## Goal of the exercise:
Copy all the lines of the data that include the word "JSON".

## Record set:
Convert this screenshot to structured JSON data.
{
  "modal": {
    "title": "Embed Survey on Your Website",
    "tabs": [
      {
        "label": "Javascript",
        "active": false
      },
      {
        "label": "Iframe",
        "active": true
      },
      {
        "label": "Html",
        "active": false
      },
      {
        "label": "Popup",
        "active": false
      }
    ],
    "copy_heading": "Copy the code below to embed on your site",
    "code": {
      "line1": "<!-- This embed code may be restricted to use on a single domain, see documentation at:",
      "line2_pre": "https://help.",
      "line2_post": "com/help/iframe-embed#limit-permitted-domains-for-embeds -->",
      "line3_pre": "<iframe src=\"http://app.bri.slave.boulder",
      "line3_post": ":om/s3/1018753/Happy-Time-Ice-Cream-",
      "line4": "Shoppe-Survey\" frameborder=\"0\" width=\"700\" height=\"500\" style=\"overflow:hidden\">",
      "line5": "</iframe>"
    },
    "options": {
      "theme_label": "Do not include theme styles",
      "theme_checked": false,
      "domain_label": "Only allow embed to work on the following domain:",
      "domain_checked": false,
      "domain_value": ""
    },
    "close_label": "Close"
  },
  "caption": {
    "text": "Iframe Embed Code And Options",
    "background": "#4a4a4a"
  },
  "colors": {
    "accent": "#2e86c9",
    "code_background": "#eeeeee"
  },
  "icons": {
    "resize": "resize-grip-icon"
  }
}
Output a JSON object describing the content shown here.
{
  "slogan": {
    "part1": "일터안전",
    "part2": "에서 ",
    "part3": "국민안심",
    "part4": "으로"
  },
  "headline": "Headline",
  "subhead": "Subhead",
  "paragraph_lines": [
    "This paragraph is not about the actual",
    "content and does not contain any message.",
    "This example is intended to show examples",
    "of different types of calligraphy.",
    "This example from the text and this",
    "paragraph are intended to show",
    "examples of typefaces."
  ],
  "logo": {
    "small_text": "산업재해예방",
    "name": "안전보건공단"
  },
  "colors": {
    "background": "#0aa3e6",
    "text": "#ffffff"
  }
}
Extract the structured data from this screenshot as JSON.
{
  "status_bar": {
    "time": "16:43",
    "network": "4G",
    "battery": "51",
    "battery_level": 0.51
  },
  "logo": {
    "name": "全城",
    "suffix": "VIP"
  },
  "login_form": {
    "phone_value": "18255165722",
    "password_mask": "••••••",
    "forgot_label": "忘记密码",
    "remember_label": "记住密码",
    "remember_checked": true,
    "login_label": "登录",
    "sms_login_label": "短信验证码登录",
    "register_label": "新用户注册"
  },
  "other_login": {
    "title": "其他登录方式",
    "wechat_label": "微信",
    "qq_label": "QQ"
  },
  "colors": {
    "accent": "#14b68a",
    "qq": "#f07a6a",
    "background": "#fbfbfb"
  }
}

## Result for this exercise:
Convert this screenshot to structured JSON data.
Output a JSON object describing the content shown here.
Extract the structured data from this screenshot as JSON.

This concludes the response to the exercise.